+++ DATA FOR REVIEW +++
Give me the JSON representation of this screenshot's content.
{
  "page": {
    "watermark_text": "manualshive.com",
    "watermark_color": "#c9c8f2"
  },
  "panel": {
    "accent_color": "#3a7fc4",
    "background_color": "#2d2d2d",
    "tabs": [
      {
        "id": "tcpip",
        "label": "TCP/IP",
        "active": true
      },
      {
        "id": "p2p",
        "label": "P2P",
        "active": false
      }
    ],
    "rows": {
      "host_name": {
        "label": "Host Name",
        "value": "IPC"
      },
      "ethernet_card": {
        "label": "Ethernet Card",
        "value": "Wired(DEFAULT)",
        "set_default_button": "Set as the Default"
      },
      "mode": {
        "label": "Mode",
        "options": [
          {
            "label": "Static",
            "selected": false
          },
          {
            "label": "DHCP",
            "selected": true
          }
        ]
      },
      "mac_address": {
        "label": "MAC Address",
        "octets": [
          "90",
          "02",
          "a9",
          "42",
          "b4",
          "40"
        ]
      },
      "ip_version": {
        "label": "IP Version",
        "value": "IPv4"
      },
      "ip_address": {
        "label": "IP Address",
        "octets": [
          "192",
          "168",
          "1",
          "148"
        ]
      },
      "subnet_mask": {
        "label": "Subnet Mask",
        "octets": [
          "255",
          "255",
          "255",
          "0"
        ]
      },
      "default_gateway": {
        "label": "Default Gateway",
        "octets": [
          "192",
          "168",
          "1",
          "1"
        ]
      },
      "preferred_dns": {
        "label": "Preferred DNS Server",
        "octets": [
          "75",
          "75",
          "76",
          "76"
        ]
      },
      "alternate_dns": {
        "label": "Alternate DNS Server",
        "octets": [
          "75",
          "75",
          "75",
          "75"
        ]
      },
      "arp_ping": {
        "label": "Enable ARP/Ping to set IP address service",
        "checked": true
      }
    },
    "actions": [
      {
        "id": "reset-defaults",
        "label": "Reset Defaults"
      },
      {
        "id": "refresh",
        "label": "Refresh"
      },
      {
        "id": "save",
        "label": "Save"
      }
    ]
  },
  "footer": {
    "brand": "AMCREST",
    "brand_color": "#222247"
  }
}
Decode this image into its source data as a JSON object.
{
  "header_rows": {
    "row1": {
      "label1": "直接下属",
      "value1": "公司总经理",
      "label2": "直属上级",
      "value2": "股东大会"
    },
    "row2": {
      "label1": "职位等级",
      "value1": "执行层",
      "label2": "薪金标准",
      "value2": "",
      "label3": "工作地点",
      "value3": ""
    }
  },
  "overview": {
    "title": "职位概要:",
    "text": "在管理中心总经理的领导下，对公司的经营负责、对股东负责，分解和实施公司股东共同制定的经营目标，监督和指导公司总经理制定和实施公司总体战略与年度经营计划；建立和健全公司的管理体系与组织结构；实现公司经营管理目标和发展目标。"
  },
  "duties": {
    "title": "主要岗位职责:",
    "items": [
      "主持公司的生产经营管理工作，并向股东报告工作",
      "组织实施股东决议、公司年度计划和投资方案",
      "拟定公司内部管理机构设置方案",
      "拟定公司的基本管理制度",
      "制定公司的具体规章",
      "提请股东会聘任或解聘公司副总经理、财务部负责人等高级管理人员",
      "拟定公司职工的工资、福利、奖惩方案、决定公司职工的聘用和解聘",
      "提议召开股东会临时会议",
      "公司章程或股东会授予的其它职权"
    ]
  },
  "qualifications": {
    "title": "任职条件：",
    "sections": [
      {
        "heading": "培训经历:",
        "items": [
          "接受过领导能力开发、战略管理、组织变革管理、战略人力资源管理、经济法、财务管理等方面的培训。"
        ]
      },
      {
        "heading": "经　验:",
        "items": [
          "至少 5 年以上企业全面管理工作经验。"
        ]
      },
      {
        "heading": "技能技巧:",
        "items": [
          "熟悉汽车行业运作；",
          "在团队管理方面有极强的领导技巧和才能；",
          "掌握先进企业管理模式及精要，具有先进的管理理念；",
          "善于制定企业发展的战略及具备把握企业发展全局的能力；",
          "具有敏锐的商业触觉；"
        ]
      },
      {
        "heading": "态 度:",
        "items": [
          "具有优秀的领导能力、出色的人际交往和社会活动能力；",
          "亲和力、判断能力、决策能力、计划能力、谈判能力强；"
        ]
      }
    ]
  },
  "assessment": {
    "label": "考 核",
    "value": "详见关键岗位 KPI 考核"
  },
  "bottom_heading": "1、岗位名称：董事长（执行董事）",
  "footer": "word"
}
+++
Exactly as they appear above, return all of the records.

TASK ANSWER —
Give me the JSON representation of this screenshot's content.
{
  "page": {
    "watermark_text": "manualshive.com",
    "watermark_color": "#c9c8f2"
  },
  "panel": {
    "accent_color": "#3a7fc4",
    "background_color": "#2d2d2d",
    "tabs": [
      {
        "id": "tcpip",
        "label": "TCP/IP",
        "active": true
      },
      {
        "id": "p2p",
        "label": "P2P",
        "active": false
      }
    ],
    "rows": {
      "host_name": {
        "label": "Host Name",
        "value": "IPC"
      },
      "ethernet_card": {
        "label": "Ethernet Card",
        "value": "Wired(DEFAULT)",
        "set_default_button": "Set as the Default"
      },
      "mode": {
        "label": "Mode",
        "options": [
          {
            "label": "Static",
            "selected": false
          },
          {
            "label": "DHCP",
            "selected": true
          }
        ]
      },
      "mac_address": {
        "label": "MAC Address",
        "octets": [
          "90",
          "02",
          "a9",
          "42",
          "b4",
          "40"
        ]
      },
      "ip_version": {
        "label": "IP Version",
        "value": "IPv4"
      },
      "ip_address": {
        "label": "IP Address",
        "octets": [
          "192",
          "168",
          "1",
          "148"
        ]
      },
      "subnet_mask": {
        "label": "Subnet Mask",
        "octets": [
          "255",
          "255",
          "255",
          "0"
        ]
      },
      "default_gateway": {
        "label": "Default Gateway",
        "octets": [
          "192",
          "168",
          "1",
          "1"
        ]
      },
      "preferred_dns": {
        "label": "Preferred DNS Server",
        "octets": [
          "75",
          "75",
          "76",
          "76"
        ]
      },
      "alternate_dns": {
        "label": "Alternate DNS Server",
        "octets": [
          "75",
          "75",
          "75",
          "75"
        ]
      },
      "arp_ping": {
        "label": "Enable ARP/Ping to set IP address service",
        "checked": true
      }
    },
    "actions": [
      {
        "id": "reset-defaults",
        "label": "Reset Defaults"
      },
      {
        "id": "refresh",
        "label": "Refresh"
      },
      {
        "id": "save",
        "label": "Save"
      }
    ]
  },
  "footer": {
    "brand": "AMCREST",
    "brand_color": "#222247"
  }
}
Decode this image into its source data as a JSON object.
{
  "header_rows": {
    "row1": {
      "label1": "直接下属",
      "value1": "公司总经理",
      "label2": "直属上级",
      "value2": "股东大会"
    },
    "row2": {
      "label1": "职位等级",
      "value1": "执行层",
      "label2": "薪金标准",
      "value2": "",
      "label3": "工作地点",
      "value3": ""
    }
  },
  "overview": {
    "title": "职位概要:",
    "text": "在管理中心总经理的领导下，对公司的经营负责、对股东负责，分解和实施公司股东共同制定的经营目标，监督和指导公司总经理制定和实施公司总体战略与年度经营计划；建立和健全公司的管理体系与组织结构；实现公司经营管理目标和发展目标。"
  },
  "duties": {
    "title": "主要岗位职责:",
    "items": [
      "主持公司的生产经营管理工作，并向股东报告工作",
      "组织实施股东决议、公司年度计划和投资方案",
      "拟定公司内部管理机构设置方案",
      "拟定公司的基本管理制度",
      "制定公司的具体规章",
      "提请股东会聘任或解聘公司副总经理、财务部负责人等高级管理人员",
      "拟定公司职工的工资、福利、奖惩方案、决定公司职工的聘用和解聘",
      "提议召开股东会临时会议",
      "公司章程或股东会授予的其它职权"
    ]
  },
  "qualifications": {
    "title": "任职条件：",
    "sections": [
      {
        "heading": "培训经历:",
        "items": [
          "接受过领导能力开发、战略管理、组织变革管理、战略人力资源管理、经济法、财务管理等方面的培训。"
        ]
      },
      {
        "heading": "经　验:",
        "items": [
          "至少 5 年以上企业全面管理工作经验。"
        ]
      },
      {
        "heading": "技能技巧:",
        "items": [
          "熟悉汽车行业运作；",
          "在团队管理方面有极强的领导技巧和才能；",
          "掌握先进企业管理模式及精要，具有先进的管理理念；",
          "善于制定企业发展的战略及具备把握企业发展全局的能力；",
          "具有敏锐的商业触觉；"
        ]
      },
      {
        "heading": "态 度:",
        "items": [
          "具有优秀的领导能力、出色的人际交往和社会活动能力；",
          "亲和力、判断能力、决策能力、计划能力、谈判能力强；"
        ]
      }
    ]
  },
  "assessment": {
    "label": "考 核",
    "value": "详见关键岗位 KPI 考核"
  },
  "bottom_heading": "1、岗位名称：董事长（执行董事）",
  "footer": "word"
}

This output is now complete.